Records contained in a dataset.
════════════════
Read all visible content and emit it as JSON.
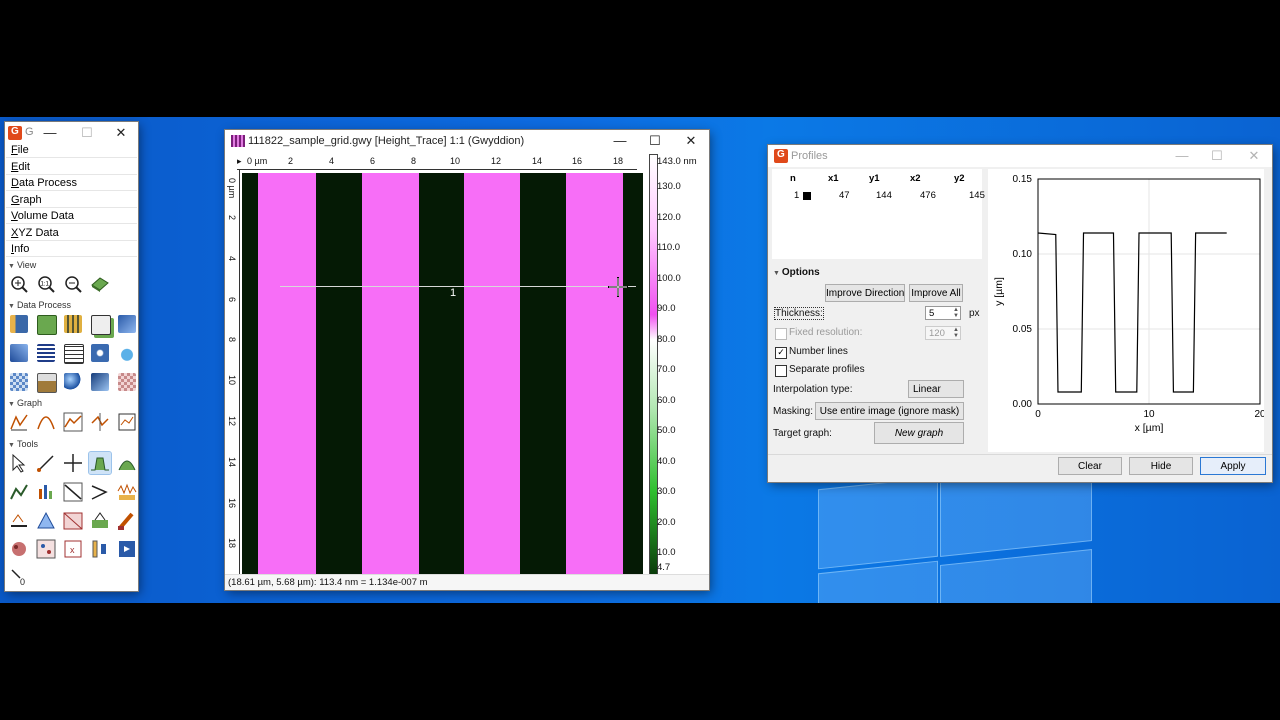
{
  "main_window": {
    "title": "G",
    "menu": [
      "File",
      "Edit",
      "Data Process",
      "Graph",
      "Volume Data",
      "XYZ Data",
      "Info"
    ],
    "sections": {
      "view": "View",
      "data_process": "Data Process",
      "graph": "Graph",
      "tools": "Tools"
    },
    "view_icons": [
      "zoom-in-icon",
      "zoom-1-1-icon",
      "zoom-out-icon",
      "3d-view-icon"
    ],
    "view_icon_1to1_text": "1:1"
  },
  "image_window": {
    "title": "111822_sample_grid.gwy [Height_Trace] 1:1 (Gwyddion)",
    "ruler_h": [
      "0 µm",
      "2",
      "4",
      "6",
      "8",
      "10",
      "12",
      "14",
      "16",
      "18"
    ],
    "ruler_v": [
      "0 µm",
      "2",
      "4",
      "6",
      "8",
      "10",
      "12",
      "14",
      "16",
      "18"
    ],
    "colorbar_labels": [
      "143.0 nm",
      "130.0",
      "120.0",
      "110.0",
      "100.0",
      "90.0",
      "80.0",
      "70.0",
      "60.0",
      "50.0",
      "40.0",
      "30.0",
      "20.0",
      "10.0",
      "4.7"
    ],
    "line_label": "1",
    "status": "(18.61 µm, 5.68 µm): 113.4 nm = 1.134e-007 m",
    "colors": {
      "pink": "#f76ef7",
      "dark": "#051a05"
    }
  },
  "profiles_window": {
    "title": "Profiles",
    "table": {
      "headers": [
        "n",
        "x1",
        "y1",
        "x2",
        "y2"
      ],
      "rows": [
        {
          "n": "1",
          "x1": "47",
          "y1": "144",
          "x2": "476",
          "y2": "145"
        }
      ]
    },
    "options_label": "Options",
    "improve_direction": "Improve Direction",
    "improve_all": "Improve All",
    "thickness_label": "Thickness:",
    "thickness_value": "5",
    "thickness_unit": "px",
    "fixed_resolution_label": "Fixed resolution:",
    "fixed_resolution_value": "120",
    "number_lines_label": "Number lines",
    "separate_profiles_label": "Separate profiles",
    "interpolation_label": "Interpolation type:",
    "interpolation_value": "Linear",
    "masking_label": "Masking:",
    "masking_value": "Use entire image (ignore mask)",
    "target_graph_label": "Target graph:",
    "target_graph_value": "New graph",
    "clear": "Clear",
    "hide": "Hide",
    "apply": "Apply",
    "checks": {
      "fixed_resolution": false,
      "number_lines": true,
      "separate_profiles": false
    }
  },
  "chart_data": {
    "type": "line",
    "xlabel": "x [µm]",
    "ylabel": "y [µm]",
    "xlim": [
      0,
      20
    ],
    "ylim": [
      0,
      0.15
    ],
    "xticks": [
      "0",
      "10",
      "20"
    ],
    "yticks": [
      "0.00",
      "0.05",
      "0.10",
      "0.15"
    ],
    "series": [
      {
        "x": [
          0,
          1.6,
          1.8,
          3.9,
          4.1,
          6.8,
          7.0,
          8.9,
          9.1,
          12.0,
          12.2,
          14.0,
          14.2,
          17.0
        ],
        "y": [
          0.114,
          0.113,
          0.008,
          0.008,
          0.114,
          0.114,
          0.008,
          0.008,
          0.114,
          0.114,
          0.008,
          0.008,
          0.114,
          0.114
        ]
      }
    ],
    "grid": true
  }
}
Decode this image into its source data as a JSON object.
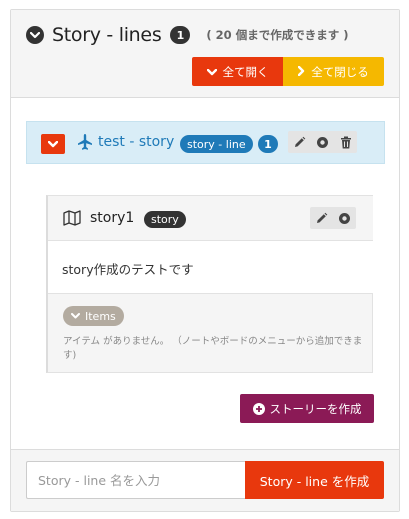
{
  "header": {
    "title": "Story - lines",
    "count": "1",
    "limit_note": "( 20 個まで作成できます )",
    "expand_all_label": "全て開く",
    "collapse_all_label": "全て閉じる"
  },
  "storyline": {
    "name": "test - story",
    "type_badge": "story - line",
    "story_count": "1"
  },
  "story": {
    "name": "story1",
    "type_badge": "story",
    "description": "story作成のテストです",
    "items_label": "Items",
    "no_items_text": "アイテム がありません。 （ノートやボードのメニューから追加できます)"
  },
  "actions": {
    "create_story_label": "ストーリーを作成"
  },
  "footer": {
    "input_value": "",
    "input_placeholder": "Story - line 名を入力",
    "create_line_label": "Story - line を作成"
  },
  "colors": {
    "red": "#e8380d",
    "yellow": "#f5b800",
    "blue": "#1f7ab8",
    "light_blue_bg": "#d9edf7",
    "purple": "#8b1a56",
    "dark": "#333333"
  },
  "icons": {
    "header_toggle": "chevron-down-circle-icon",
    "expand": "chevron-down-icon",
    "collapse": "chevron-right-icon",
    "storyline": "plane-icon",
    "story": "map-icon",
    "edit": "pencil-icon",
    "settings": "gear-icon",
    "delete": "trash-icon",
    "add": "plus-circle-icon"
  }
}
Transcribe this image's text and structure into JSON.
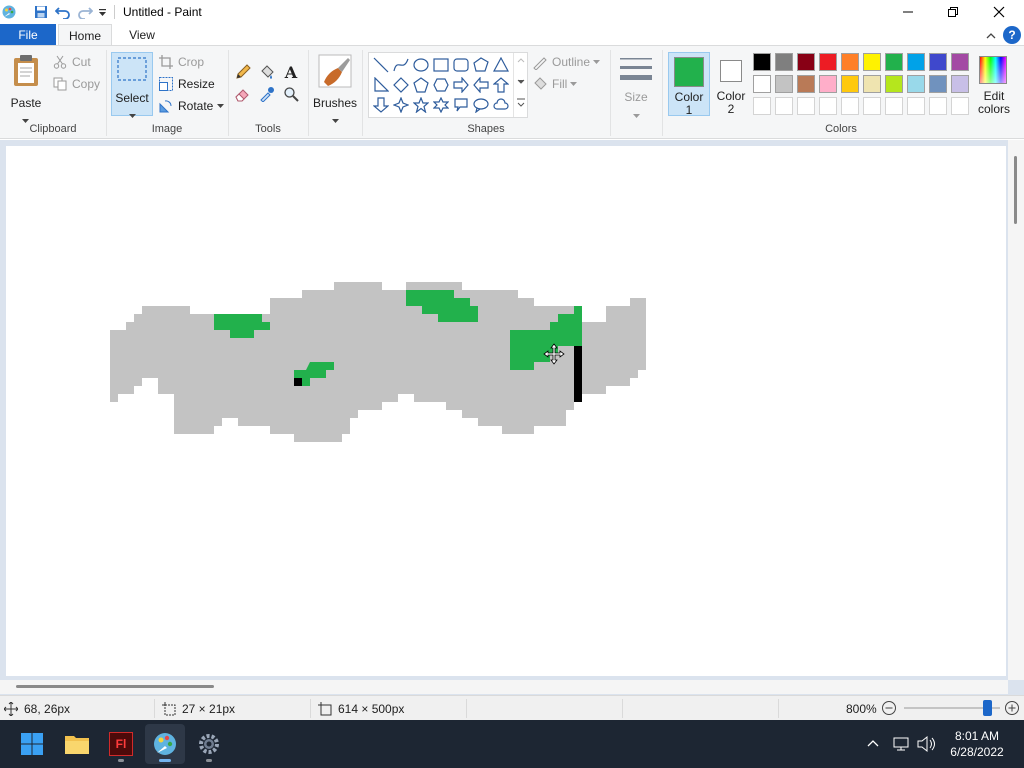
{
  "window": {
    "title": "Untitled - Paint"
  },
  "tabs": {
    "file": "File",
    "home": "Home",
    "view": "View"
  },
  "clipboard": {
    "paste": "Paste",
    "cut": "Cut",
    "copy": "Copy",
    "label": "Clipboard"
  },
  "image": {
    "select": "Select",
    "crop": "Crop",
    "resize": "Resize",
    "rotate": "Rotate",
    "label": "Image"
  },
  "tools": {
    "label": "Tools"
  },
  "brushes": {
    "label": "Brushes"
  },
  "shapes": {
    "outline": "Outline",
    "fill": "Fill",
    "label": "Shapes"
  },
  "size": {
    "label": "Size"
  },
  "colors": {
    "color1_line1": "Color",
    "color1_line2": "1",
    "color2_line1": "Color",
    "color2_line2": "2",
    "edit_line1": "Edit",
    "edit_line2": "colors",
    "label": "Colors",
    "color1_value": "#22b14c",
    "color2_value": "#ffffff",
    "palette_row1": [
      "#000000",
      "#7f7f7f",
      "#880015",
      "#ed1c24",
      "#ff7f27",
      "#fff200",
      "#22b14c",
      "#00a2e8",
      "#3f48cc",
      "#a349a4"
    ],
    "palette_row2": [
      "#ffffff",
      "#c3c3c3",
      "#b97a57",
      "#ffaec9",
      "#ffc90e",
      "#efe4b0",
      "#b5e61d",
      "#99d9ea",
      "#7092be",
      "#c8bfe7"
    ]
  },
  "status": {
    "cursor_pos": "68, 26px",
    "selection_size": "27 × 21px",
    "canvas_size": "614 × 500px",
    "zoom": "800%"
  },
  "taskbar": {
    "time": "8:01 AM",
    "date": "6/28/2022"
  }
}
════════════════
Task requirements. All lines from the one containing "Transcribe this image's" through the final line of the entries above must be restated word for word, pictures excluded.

Solution to this exercise.
Transcribe this image's text and structure into JSON.
{
  "window": {
    "title": "Untitled - Paint"
  },
  "tabs": {
    "file": "File",
    "home": "Home",
    "view": "View"
  },
  "clipboard": {
    "paste": "Paste",
    "cut": "Cut",
    "copy": "Copy",
    "label": "Clipboard"
  },
  "image": {
    "select": "Select",
    "crop": "Crop",
    "resize": "Resize",
    "rotate": "Rotate",
    "label": "Image"
  },
  "tools": {
    "label": "Tools"
  },
  "brushes": {
    "label": "Brushes"
  },
  "shapes": {
    "outline": "Outline",
    "fill": "Fill",
    "label": "Shapes"
  },
  "size": {
    "label": "Size"
  },
  "colors": {
    "color1_line1": "Color",
    "color1_line2": "1",
    "color2_line1": "Color",
    "color2_line2": "2",
    "edit_line1": "Edit",
    "edit_line2": "colors",
    "label": "Colors",
    "color1_value": "#22b14c",
    "color2_value": "#ffffff",
    "palette_row1": [
      "#000000",
      "#7f7f7f",
      "#880015",
      "#ed1c24",
      "#ff7f27",
      "#fff200",
      "#22b14c",
      "#00a2e8",
      "#3f48cc",
      "#a349a4"
    ],
    "palette_row2": [
      "#ffffff",
      "#c3c3c3",
      "#b97a57",
      "#ffaec9",
      "#ffc90e",
      "#efe4b0",
      "#b5e61d",
      "#99d9ea",
      "#7092be",
      "#c8bfe7"
    ]
  },
  "status": {
    "cursor_pos": "68, 26px",
    "selection_size": "27 × 21px",
    "canvas_size": "614 × 500px",
    "zoom": "800%"
  },
  "taskbar": {
    "time": "8:01 AM",
    "date": "6/28/2022"
  }
}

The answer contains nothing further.